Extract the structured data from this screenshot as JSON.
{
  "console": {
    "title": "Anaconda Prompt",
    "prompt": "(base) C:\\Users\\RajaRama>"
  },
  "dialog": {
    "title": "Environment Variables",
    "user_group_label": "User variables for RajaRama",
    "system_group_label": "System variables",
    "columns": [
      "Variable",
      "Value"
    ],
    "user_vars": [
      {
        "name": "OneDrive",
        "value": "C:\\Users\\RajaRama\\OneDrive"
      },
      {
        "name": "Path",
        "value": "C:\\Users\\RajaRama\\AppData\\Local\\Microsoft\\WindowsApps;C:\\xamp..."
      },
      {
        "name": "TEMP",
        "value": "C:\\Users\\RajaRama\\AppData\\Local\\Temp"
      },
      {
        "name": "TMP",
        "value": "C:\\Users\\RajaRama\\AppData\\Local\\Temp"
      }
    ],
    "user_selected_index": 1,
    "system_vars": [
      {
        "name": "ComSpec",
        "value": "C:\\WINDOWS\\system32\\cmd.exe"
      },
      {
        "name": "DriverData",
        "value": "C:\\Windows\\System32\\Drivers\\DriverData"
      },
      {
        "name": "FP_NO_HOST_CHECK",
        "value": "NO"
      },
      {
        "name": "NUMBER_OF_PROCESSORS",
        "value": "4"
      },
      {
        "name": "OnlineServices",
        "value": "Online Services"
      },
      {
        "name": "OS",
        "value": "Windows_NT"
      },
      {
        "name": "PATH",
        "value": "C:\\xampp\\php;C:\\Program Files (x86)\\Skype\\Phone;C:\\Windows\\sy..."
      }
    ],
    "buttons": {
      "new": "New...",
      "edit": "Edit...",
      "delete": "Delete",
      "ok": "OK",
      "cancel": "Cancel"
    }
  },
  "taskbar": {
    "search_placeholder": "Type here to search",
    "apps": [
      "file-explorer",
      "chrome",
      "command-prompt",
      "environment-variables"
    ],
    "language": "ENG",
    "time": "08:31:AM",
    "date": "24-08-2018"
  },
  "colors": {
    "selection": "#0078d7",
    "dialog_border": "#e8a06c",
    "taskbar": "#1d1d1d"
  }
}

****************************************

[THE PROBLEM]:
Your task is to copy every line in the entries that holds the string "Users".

[RESPONSE TO THIS TASK]:
    "prompt": "(base) C:\\Users\\RajaRama>"
        "value": "C:\\Users\\RajaRama\\OneDrive"
        "value": "C:\\Users\\RajaRama\\AppData\\Local\\Microsoft\\WindowsApps;C:\\xamp..."
        "value": "C:\\Users\\RajaRama\\AppData\\Local\\Temp"
        "value": "C:\\Users\\RajaRama\\AppData\\Local\\Temp"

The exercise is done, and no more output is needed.